Sanctuary Health presents Access Without Fear audit
On the morning of Wednesday, May 23rd, grassroots migrant justice group Sanctuary Health presented the results of the Access Without Fear audit, which they conducted with a group of UBC students. The audit assesses the extent to which the City of Vancouver has actually implemented the Access Without Fear Policy that City Council unanimously approved of two years ago. Not surprisingly, the City’s empty policy has not led to any significant changes in how people with precarious or undocumented immigration status access city services.
The policy, whose full name is “Access to City Services without Fear (ACSWF) for Residents with Uncertain or No Immigration Status,” states that its purpose is to address the fear that City staff will ask about immigration status, or share people’s immigration status to other public institutions or levels of government, unless required by law (staff are not legally required to share personal information of service users except through a court order or subpoena). The policy applies to Fire and Rescue services, Community Services including Street and Homeless Outreach, Utilities and Public Works, and Information services.
The policy gestures at policies passed by American sanctuary cities that forbid city staff from sharing information with Immigration and Customs Enforcement unless required by law and direct municipal police to refrain from asking about immigration status. Toronto and Hamilton have also voted to call themselves “sanctuary cities,” albeit only in name—in 2016, No One Is Illegal revealed that Toronto police continue to help deport people, and the policy has received little follow-through in Hamilton.

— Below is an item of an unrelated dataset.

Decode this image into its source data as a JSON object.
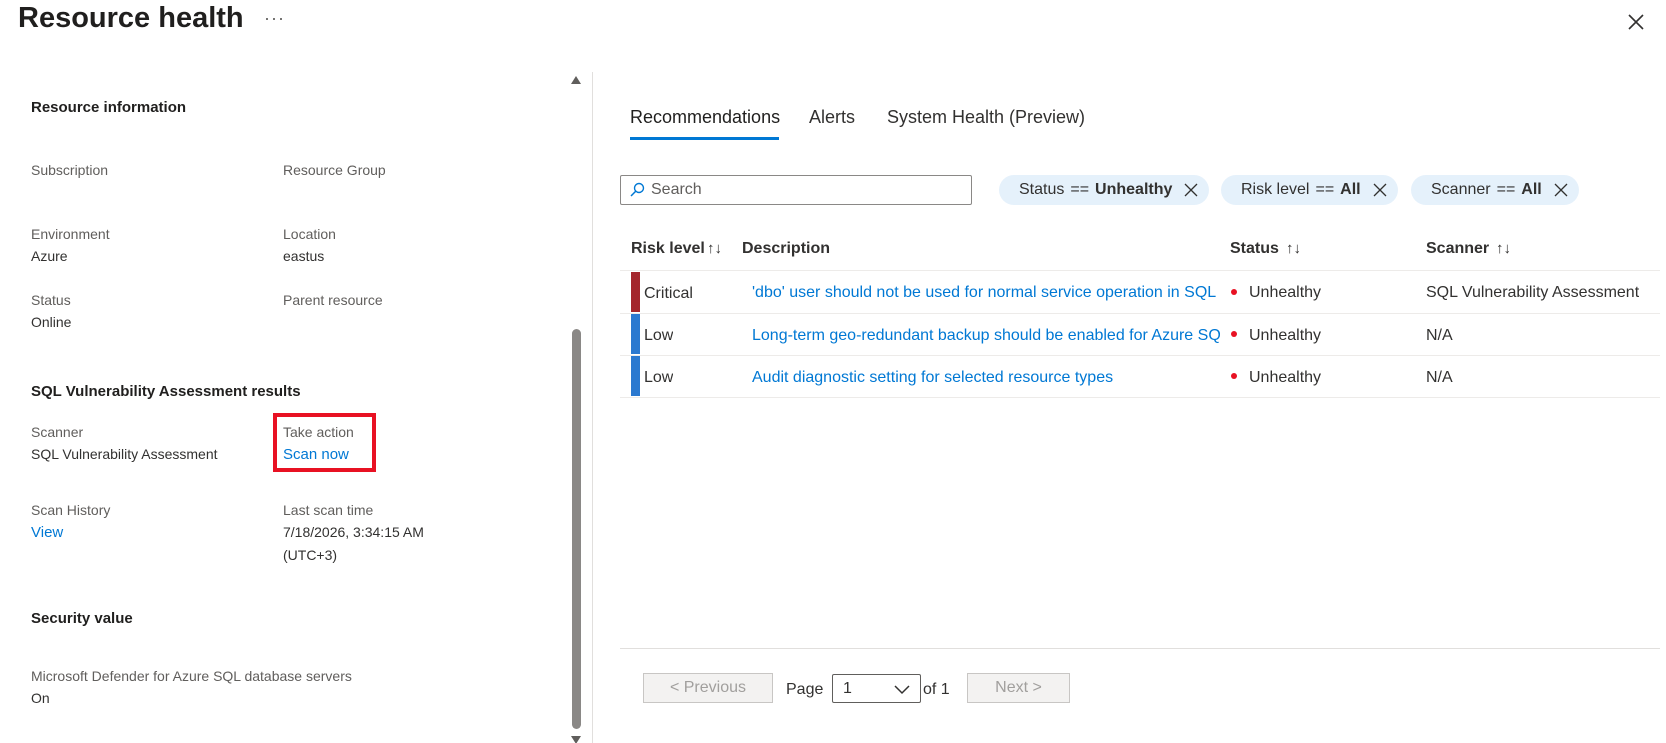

The audit, titled, “Still Waiting, Still Afraid,” finds that the City of Vancouver has done virtually nothing to implement the Access Without Fear policy. As a result, staff are unaware of the policy, the city has no way of evaluating it, and affected communities have not been included in developing guidelines. None of the frontline shelter workers surveyed had heard of the policy, and more disturbingly, a new agreement between the CBSA, John Howard Society, and the Salvation Army means that a new CBSA position, the “Community Liaison Officer,” will work directly with shelters. In addition, Belkin House will become a de-facto detention centre where the CBSA will monitor long-term detainees, as part of developing so-called “alternatives to detention”.
The Vancouver Police Department continues to mobilize immigration status as a way to intimidate and harass visibly racialized, visibly working class migrants and refugees. The audit shares the story of a Latinx refugee in construction gear who was stopped by a VPD officer while walking down the street and asked for immigration papers, as well as a case when the VPD were called to a construction site to investigate missing tools, and instead asked for the immigration status of all the workers onsite. Byron Cruz of Sanctuary Health says that incidents like these are extremely common place.
As a member of the Mayor’s Working Group on Immigration, the VPD initially stated that they did not have any agreements with the CBSA, but Sanctuary Health discovered that they share at least four Memorandums of Agreement. Cruz describes reading the VPD’s own “Access Without Fear” policy: “When we read the content of the policy, it was totally the opposite [of the title]. The title was ‘Access Without Fear’ and they were saying people should feel free to come and speak to them, but they also stated that ‘Canadians expect us to cooperate with the CBSA.'”
The most recent Access to Information Request states that from November 2014 to June 2015, the VPD made, on average, over 30 calls a month to the CBSA. Given their deceitful tactics and reliance on colonial and white supremacist violence to exert power, there is no reason to believe this number has decreased.
The VPD’s empty adoption of the phrase “Access Without Fear” like the CBSA’s use of the term “clients” to describe the people they violently detain and torture, appropriates language as a public relations tactic. On a similar level, City governments that like to think of themselves as “progressive” or “multicultural” are more interested in the appearance of inclusivity than addressing the unjust violences people with precarious immigration status encounter day to day.
Cruz is not very optimistic about City Council’s response to the audit especially given where they are in the election cycle. Instead, he frames the audit as an opportunity to raise awareness amongst migrants that they cannot trust the police and continue to foster a community of people that share resources and care for one another. Policy may be part of their bigger vision, but their focus is on building solidarity. “In a matter of five years we have been able to build so many networks of affected families. Our network is growing—we meet with 60 families every three weeks…. We are really paying more attention to our own networks and building from the bottom.”